» **Goal of the exercise**:
Pictures stay out; print the rest of the listing below exactly as it stands.

» **Supplied information**:
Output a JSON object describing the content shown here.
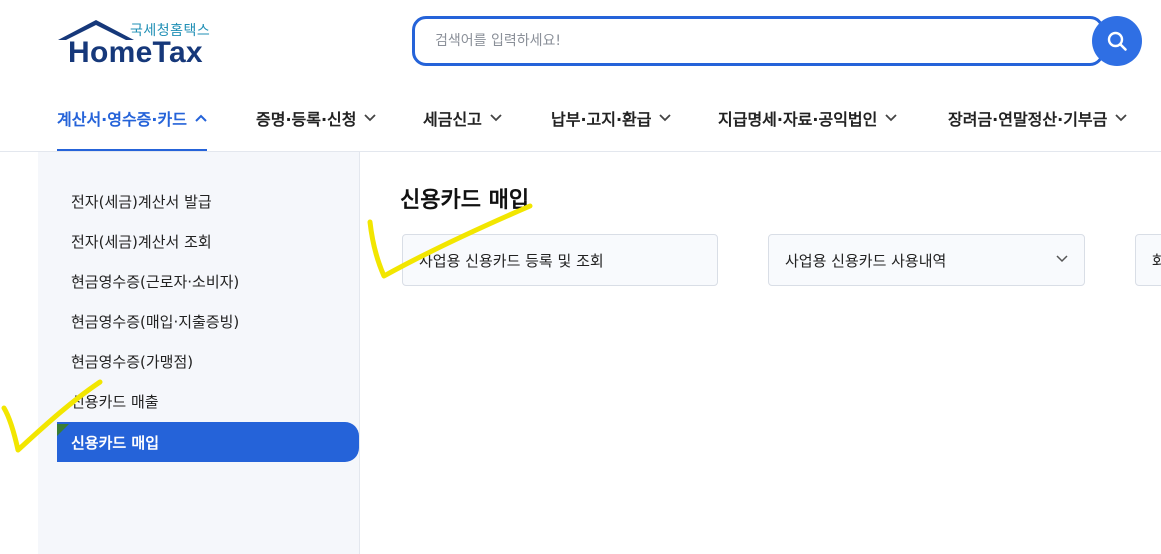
{
  "logo": {
    "sub_text": "국세청홈택스",
    "main_text": "HomeTax"
  },
  "search": {
    "placeholder": "검색어를 입력하세요!",
    "value": ""
  },
  "nav": {
    "items": [
      {
        "label": "계산서·영수증·카드",
        "active": true
      },
      {
        "label": "증명·등록·신청",
        "active": false
      },
      {
        "label": "세금신고",
        "active": false
      },
      {
        "label": "납부·고지·환급",
        "active": false
      },
      {
        "label": "지급명세·자료·공익법인",
        "active": false
      },
      {
        "label": "장려금·연말정산·기부금",
        "active": false
      }
    ]
  },
  "sidebar": {
    "items": [
      {
        "label": "전자(세금)계산서 발급"
      },
      {
        "label": "전자(세금)계산서 조회"
      },
      {
        "label": "현금영수증(근로자·소비자)"
      },
      {
        "label": "현금영수증(매입·지출증빙)"
      },
      {
        "label": "현금영수증(가맹점)"
      },
      {
        "label": "신용카드 매출"
      },
      {
        "label": "신용카드 매입",
        "active": true
      }
    ]
  },
  "main": {
    "title": "신용카드 매입",
    "cards": [
      {
        "label": "사업용 신용카드 등록 및 조회"
      },
      {
        "label": "사업용 신용카드 사용내역"
      },
      {
        "label": "화"
      }
    ]
  },
  "colors": {
    "primary": "#2563d9",
    "logo_navy": "#16387a",
    "logo_teal": "#1f8fb5",
    "annotation_yellow": "#f2e600"
  }
}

» **Response to the exercise**:
Output a JSON object describing the content shown here.
{
  "logo": {
    "sub_text": "국세청홈택스",
    "main_text": "HomeTax"
  },
  "search": {
    "placeholder": "검색어를 입력하세요!",
    "value": ""
  },
  "nav": {
    "items": [
      {
        "label": "계산서·영수증·카드",
        "active": true
      },
      {
        "label": "증명·등록·신청",
        "active": false
      },
      {
        "label": "세금신고",
        "active": false
      },
      {
        "label": "납부·고지·환급",
        "active": false
      },
      {
        "label": "지급명세·자료·공익법인",
        "active": false
      },
      {
        "label": "장려금·연말정산·기부금",
        "active": false
      }
    ]
  },
  "sidebar": {
    "items": [
      {
        "label": "전자(세금)계산서 발급"
      },
      {
        "label": "전자(세금)계산서 조회"
      },
      {
        "label": "현금영수증(근로자·소비자)"
      },
      {
        "label": "현금영수증(매입·지출증빙)"
      },
      {
        "label": "현금영수증(가맹점)"
      },
      {
        "label": "신용카드 매출"
      },
      {
        "label": "신용카드 매입",
        "active": true
      }
    ]
  },
  "main": {
    "title": "신용카드 매입",
    "cards": [
      {
        "label": "사업용 신용카드 등록 및 조회"
      },
      {
        "label": "사업용 신용카드 사용내역"
      },
      {
        "label": "화"
      }
    ]
  },
  "colors": {
    "primary": "#2563d9",
    "logo_navy": "#16387a",
    "logo_teal": "#1f8fb5",
    "annotation_yellow": "#f2e600"
  }
}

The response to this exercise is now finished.